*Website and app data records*

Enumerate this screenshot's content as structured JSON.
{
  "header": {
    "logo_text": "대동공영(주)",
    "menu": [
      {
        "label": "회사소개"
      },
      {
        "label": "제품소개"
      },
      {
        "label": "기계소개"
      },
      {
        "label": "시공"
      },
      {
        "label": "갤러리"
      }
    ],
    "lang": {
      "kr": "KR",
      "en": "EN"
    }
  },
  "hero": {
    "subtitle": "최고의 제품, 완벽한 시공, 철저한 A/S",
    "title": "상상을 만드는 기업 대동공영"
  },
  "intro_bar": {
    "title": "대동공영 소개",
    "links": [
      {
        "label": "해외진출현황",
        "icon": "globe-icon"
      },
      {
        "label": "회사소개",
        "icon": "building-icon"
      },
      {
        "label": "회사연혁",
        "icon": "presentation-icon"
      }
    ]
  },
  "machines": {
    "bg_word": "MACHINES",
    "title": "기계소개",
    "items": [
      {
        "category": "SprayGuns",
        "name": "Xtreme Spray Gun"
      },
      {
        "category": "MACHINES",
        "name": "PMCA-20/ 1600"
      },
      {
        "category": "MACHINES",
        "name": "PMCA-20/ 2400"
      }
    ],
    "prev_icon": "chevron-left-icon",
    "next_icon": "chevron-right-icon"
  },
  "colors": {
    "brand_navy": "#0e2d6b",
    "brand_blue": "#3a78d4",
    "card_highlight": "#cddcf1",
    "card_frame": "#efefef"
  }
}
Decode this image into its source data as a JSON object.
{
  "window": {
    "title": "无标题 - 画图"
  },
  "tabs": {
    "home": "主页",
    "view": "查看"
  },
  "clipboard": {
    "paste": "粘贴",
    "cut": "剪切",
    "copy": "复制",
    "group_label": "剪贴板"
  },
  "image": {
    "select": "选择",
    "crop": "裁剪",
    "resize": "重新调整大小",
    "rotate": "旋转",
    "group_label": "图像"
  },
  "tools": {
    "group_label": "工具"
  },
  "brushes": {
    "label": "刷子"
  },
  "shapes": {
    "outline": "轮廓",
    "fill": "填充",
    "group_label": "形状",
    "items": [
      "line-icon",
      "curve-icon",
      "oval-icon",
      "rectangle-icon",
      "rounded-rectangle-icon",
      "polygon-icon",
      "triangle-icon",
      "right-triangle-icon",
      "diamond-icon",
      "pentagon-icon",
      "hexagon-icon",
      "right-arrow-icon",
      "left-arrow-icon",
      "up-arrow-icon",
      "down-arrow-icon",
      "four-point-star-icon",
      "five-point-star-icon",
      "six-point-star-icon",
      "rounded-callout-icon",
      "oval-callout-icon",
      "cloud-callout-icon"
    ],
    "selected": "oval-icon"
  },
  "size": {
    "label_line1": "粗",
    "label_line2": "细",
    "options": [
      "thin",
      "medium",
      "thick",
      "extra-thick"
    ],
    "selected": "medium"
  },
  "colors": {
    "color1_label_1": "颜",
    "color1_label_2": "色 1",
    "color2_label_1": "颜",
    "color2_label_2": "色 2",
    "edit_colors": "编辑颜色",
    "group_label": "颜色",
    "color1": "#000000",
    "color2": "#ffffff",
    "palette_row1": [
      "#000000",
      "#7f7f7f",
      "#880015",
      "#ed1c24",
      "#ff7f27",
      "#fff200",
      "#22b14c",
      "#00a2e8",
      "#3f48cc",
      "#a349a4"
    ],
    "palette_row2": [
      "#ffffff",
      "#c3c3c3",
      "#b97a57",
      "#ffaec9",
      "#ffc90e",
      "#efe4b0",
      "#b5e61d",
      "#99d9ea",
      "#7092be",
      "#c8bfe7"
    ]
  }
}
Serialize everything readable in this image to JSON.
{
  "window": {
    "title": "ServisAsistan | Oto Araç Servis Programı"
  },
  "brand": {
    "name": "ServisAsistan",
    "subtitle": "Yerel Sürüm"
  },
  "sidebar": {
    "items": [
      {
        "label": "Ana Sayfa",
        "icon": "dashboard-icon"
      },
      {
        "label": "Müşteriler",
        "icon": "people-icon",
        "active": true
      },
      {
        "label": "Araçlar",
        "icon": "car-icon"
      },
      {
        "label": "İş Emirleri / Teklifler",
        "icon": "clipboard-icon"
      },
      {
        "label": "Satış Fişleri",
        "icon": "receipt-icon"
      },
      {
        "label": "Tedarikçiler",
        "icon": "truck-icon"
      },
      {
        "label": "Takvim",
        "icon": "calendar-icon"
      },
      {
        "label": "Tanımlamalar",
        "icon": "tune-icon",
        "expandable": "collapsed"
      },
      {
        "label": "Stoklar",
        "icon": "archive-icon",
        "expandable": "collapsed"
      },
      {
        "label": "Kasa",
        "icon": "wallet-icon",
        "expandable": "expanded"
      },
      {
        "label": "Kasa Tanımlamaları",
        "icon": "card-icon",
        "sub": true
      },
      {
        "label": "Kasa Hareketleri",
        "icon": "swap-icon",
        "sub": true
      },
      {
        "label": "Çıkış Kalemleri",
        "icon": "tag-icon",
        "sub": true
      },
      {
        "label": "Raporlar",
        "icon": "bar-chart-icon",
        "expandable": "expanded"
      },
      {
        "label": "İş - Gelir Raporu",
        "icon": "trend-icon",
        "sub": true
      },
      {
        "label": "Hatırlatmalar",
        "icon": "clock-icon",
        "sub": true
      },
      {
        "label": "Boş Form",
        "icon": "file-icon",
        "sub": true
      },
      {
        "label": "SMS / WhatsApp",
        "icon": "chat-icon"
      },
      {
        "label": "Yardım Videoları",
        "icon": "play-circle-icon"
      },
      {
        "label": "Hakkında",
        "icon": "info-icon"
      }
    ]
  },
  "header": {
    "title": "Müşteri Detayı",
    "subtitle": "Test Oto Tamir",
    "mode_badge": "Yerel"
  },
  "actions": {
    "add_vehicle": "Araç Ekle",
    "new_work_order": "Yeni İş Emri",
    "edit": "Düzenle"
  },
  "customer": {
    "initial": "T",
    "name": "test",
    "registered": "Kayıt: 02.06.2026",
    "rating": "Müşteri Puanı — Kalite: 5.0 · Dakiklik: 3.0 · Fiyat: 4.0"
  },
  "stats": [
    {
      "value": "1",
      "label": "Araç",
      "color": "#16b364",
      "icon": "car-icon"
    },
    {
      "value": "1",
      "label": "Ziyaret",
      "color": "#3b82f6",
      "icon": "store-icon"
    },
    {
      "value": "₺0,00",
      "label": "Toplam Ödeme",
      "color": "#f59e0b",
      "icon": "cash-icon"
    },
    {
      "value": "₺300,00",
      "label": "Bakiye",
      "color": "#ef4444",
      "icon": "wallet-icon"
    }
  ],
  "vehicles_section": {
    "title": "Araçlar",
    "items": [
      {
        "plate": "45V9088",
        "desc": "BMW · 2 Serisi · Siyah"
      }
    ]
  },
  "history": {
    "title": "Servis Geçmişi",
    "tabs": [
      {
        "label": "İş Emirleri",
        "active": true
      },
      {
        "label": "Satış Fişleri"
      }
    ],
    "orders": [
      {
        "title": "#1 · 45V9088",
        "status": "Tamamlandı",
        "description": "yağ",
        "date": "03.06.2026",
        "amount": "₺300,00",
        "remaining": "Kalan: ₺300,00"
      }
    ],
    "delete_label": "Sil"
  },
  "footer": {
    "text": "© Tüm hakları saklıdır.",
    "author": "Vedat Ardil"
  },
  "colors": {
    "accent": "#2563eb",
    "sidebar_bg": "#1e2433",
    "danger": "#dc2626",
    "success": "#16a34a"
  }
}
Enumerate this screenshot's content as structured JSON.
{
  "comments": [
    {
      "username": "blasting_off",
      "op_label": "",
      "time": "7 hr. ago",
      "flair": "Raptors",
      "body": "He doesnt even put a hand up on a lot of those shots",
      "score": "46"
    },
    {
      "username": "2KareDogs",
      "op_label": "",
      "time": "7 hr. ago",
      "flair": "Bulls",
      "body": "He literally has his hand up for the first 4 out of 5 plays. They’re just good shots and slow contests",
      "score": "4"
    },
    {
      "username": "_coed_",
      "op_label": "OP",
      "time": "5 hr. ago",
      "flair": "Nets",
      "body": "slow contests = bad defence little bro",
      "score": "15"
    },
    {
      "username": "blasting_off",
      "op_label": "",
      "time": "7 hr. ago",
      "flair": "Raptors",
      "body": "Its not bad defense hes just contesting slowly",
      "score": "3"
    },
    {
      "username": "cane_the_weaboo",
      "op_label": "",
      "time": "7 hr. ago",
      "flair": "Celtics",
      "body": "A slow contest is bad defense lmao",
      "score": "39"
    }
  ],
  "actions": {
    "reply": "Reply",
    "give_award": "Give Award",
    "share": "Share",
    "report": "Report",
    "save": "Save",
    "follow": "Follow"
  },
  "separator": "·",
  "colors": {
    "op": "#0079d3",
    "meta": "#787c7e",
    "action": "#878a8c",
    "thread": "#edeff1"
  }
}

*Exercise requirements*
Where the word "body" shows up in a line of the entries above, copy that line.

*Expected answer*
      "body": "He doesnt even put a hand up on a lot of those shots",
      "body": "He literally has his hand up for the first 4 out of 5 plays. They’re just good shots and slow contests",
      "body": "slow contests = bad defence little bro",
      "body": "Its not bad defense hes just contesting slowly",
      "body": "A slow contest is bad defense lmao",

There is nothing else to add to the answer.